Green4U absorbed DeltaWing’s company, DeltaWing Technologies. The plans are grand, as Green4U has ambitious plans to make more EVs. And Panoz wants to build a street car based on the racecar.

The initial car came in at a weight that was too heavy, so Willis adjusted. The car has tandem seating (the passenger sits directly behind the driver), with the battery located where the passenger compartment usually is.

That battery will last about 90 to 110 miles or 55 minutes under race conditions. When it’s depleted, it will have to be swapped out. To accomplish this, the right side of the body will swing up and out of the way. The pit crew will take out the 1,000-pound battery via a turntable that has mechanical arms, while using that same turntable and its arms to put the new battery in. The old battery will then go behind the pit wall for charging.

Willis told AutoWeek that the crew will need 10 or more batteries for the race.

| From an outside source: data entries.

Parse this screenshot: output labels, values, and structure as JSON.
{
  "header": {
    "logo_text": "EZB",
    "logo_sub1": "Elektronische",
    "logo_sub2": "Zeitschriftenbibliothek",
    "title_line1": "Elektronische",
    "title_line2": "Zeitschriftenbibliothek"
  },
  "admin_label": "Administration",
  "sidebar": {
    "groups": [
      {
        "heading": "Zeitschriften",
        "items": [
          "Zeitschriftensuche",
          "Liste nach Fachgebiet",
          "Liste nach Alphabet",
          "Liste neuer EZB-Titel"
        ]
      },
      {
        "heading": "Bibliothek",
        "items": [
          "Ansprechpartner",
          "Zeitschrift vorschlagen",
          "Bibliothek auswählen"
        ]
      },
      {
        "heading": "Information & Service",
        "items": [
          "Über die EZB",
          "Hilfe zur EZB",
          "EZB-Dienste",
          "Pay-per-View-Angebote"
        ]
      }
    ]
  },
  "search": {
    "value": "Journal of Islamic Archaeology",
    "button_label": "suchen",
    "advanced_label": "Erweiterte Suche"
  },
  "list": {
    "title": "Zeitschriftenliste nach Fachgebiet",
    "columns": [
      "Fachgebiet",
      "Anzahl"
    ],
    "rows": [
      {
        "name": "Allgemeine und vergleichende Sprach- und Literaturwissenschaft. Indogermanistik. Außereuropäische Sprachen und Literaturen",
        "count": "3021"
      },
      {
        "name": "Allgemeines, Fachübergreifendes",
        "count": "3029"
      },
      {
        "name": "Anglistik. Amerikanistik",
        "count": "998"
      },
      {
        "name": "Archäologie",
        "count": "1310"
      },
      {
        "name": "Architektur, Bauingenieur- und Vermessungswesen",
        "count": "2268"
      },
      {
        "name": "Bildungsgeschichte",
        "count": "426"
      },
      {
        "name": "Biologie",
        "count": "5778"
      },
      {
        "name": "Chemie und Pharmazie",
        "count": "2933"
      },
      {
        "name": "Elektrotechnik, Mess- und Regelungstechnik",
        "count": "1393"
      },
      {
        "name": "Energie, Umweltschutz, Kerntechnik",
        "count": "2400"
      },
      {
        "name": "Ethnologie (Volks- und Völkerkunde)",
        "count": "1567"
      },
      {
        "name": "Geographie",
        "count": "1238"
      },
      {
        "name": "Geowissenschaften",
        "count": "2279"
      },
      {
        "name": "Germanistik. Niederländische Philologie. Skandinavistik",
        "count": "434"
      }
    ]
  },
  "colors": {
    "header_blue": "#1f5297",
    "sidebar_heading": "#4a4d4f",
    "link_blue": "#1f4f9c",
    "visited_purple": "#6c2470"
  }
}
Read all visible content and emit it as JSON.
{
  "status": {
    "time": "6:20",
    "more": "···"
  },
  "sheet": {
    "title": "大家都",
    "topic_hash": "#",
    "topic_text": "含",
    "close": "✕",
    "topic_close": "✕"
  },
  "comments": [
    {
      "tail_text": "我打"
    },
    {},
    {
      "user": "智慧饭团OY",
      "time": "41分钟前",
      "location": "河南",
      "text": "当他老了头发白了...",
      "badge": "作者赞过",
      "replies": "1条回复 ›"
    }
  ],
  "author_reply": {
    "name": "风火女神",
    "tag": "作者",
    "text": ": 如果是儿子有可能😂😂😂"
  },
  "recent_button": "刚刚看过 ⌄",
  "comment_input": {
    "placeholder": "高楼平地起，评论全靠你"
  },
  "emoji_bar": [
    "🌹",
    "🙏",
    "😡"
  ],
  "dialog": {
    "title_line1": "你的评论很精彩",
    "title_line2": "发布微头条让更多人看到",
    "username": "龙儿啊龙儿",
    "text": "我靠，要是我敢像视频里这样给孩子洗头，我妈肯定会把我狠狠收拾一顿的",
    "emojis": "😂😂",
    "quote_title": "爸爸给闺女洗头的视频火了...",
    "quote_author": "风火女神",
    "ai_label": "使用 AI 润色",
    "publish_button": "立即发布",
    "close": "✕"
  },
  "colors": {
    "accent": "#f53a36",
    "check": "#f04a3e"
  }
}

Other key specs include a power rating of around 600 horsepower (450 kW) and a length of 192 inches, a width of 72 inches and a height of 48 inches. That makes it over a foot longer than a Chevy Corvette Z06 but about five inches narrower, at the same height. Top speed could be around 170 or 180 mph.

The car has motors that power the front wheels, regenerative braking and plenty of weight-reducing carbon fiber. Aerodynamics will be important, as the better they are, the faster the car can go will using less juice.

Development work is being done in Braselton, Ga., and the company is looking for suppliers. Meanwhile, the road car will be expected to cost between $100,000 and $200,000, with just one battery pack that can be recharged the same other battery packs are.

There’s two ways the race car could fail – one would be not being allowed to race and the other would be to perform poorly if it’s allowed to enter. But that’s not going to stop Panoz and Green4U from trying. And even if this car doesn’t succeed, there will be as many lessons learned from failure than as from success.